  16. 16. Business Sense • IP Matters Value Life of a Patent •Mark Lemley litigation research •Jonathan Retsky, Motorola internal study •Kent Richardson, Rambus portfolio analysis Most valuable patents are ~12 years old •4-5 years Patents take a long time to obtain •8 years before volume production of products using the inventions •$XB markets take time to develop But volume production takes longer
  17. 17. Business Sense • IP Matters Characteristics of More Valuable Patents • > 8 years old Age • >$1B • Many companies • Few patents • Demonstrated use in the market Market • Open continuations • Many cited patents • Clear demonstration of further patent development in the family • International coverage • Clear claims • Varying scope of claims Prosecution • Ability to quickly see if someone is using the patented technology Visibility Attorney-Client Privileged & Confidential 17
  18. 18. Business Sense • IP Matters Value Distribution of a Typical Patent Portfolio
  19. 19. Business Sense • IP Matters OurCo’s Ecosystem of Patent Risk 19 Patent threats come from OurCo’s near ecosystem What is OurCo’s business ecosystem?
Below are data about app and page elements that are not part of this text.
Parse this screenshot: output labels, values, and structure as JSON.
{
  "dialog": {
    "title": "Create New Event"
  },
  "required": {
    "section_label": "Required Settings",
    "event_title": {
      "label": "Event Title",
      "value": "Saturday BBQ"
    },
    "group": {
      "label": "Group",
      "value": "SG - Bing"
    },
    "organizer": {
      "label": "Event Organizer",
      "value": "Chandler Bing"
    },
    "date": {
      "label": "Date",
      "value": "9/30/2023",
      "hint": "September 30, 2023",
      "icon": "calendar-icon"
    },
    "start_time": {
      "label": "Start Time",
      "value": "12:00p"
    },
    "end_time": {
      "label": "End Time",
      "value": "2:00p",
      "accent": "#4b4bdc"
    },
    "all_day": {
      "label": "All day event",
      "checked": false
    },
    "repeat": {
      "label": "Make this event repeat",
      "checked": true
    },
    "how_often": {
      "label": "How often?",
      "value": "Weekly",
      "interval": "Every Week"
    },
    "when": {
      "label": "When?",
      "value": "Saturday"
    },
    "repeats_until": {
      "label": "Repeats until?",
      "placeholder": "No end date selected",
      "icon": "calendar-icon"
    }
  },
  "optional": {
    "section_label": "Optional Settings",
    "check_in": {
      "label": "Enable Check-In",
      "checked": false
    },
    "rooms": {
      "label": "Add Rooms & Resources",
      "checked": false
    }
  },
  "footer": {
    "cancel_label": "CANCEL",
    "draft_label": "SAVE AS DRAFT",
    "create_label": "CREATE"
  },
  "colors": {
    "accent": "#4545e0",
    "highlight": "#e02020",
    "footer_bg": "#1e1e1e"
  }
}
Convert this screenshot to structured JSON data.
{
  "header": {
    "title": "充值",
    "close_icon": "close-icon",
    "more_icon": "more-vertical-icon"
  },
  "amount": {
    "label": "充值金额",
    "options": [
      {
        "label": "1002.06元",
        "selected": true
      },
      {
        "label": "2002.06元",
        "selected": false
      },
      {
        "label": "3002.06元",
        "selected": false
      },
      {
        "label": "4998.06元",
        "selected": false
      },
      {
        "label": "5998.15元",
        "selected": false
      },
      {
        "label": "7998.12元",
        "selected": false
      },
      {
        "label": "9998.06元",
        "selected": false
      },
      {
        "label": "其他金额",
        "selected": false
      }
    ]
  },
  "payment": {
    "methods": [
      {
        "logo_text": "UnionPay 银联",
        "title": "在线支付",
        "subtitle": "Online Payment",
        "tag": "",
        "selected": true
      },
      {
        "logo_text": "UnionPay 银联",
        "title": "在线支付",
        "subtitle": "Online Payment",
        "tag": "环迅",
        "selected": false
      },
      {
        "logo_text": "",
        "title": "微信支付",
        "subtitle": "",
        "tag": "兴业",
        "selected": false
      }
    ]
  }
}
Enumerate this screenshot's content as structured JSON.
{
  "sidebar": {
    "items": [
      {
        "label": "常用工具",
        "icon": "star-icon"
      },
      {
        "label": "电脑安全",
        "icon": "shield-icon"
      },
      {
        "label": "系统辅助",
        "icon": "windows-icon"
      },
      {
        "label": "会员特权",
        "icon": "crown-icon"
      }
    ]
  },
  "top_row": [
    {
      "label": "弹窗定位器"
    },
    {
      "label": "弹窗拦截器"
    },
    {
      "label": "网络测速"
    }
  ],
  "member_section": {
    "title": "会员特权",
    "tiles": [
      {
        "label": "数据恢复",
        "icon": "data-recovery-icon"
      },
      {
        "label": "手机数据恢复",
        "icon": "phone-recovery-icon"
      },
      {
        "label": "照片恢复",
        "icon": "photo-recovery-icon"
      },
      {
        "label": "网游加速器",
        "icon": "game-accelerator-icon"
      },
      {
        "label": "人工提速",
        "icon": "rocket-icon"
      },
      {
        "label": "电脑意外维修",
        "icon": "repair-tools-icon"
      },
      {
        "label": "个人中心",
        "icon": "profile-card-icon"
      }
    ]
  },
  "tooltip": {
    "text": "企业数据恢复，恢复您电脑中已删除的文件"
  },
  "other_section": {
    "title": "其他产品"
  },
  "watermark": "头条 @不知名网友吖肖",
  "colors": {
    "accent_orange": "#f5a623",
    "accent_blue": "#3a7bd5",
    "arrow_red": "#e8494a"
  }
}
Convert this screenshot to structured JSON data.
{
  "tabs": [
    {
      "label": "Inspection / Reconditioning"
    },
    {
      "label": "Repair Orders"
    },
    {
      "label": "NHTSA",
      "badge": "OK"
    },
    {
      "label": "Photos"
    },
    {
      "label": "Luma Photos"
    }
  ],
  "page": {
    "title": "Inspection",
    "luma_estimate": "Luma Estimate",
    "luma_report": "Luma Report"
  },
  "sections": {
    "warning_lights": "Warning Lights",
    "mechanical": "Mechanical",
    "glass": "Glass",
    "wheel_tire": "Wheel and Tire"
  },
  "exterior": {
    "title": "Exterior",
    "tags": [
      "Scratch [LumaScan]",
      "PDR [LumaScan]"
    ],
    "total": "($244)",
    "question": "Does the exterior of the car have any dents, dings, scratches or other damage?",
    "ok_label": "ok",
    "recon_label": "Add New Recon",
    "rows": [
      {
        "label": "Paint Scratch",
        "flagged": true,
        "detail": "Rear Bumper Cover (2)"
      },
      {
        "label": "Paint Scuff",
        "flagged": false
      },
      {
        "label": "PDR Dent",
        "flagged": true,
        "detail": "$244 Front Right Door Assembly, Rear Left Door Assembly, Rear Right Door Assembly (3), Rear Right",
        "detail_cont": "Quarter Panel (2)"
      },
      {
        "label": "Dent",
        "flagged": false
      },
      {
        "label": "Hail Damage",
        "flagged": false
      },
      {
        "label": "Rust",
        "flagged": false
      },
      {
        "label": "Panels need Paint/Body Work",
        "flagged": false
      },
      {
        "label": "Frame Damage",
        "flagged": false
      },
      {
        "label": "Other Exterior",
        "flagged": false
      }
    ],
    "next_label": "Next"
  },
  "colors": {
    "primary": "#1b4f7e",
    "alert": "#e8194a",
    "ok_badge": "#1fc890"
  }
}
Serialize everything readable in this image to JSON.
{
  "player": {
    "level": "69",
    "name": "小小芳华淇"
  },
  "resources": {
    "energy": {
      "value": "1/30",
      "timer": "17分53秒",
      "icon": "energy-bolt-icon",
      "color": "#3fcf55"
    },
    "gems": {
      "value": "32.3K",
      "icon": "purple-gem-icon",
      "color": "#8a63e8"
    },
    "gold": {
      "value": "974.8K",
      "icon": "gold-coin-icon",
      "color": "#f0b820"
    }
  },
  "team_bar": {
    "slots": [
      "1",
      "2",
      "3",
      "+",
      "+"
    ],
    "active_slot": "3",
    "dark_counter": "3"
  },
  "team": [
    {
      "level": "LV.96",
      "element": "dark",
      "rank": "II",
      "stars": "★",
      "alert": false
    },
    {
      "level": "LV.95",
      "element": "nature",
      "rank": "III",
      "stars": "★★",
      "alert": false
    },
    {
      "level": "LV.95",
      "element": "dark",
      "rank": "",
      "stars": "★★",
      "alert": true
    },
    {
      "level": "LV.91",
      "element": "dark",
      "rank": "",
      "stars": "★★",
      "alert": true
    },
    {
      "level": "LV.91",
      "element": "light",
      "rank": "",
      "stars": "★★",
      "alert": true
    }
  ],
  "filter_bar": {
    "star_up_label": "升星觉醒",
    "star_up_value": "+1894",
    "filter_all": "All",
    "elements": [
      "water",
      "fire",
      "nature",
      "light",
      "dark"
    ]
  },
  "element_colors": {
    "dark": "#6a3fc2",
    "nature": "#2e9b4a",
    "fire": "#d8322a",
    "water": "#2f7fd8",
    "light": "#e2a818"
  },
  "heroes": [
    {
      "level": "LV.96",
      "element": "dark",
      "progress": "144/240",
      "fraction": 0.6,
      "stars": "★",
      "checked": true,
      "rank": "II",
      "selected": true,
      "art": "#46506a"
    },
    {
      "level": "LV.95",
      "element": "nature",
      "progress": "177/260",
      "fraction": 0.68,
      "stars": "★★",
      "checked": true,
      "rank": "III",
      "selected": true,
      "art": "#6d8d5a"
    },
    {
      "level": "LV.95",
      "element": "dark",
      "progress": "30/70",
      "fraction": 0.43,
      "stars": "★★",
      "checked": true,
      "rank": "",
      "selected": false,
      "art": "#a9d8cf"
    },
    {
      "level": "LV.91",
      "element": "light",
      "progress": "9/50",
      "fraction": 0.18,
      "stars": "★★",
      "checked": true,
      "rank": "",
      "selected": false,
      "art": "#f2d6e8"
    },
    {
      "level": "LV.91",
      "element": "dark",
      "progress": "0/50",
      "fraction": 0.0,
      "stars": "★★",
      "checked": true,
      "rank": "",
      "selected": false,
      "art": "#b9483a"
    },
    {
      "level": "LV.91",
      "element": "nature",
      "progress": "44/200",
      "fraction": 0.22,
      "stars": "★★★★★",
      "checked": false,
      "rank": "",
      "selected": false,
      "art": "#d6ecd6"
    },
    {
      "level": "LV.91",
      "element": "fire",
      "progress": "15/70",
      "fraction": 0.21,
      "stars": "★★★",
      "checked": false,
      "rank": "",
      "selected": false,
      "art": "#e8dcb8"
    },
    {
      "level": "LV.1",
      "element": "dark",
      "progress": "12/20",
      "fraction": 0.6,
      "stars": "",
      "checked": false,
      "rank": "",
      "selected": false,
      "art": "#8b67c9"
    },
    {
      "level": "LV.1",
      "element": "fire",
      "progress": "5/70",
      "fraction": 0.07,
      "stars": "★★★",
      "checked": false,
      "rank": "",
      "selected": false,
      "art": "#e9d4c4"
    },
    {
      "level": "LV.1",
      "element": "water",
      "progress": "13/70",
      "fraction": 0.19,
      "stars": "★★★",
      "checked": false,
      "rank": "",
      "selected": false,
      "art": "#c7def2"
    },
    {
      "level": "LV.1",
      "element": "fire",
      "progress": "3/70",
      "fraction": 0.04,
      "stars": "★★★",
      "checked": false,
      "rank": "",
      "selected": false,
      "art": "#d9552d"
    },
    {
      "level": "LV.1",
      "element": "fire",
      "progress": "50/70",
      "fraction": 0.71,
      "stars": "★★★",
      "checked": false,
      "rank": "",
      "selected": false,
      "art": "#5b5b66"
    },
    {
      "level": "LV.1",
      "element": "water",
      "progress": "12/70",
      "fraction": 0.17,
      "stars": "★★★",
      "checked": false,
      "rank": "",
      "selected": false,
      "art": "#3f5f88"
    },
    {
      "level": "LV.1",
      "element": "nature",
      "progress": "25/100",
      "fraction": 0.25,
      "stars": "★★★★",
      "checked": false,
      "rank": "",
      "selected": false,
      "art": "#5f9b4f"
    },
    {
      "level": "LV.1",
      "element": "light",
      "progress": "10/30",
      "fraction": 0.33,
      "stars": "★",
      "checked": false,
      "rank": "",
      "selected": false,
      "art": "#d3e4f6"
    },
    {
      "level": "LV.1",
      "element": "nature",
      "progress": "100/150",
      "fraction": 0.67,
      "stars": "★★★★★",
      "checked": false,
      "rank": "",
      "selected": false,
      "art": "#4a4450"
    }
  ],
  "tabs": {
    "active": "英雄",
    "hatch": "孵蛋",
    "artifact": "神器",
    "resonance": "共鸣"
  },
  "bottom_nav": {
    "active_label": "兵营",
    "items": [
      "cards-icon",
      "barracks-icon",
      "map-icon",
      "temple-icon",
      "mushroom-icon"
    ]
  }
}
Comp etitors Custo mers Suppli ers Partne rs OurCo Corporate asserters OurCo’s potential patent risk Copyright 2015 ROL
  20. 20. Business Sense • IP Matters OurCo’s Ecosystem of Patent Risk - Filtered 20 OurCo’s potential patent risk ?? ? ?? ? ? OurC o Which risks is OurCo going to address? Copyright 2015 ROL
  21. 21. Business Sense • IP Matters How Big Is the Patent Market? 21 •Since 2011, we have tracked $4.5B of brokered patent packages + $2.4B of non-brokered •Over 2,000 packages with over 63,000 patent assets •118 technology categories represented from LEDs, Displays, Social Networks, Automotive Robust market – Nearly $7B of patent deals tracked •566 brokered packages received containing nearly 9,000 patent assets 2015 market remains robust • Source Richardson Oliver Law Group LLP, 2015 Brokered Market Report Copyright 2015 ROL $- $1,000.00 $2,000.00 $3,000.00 $4,000.00 $5,000.00 $6,000.00 $7,000.00 $8,000.00 Total Asking Prices ($M) - Brokered and Private Market Total Asking Price Unsold Total Asking Price Sold
  22. 22. Business Sense • IP Matters 2015 Market Pricing 22 Asking Price $K Top and bottom 5 data points from each set removed Per Asset Per US Patent Average $189.88 $276.68 Min $16.95 $30.00 Max $925.00 $1,000.00 StdDev $183.18 $249.29 NumData 430 423 • Prices are down about ~$50K • But, sales rate is 23% ahead of comparable period last year • Prices vary substantially by package size Market pricing Copyright 2015 ROL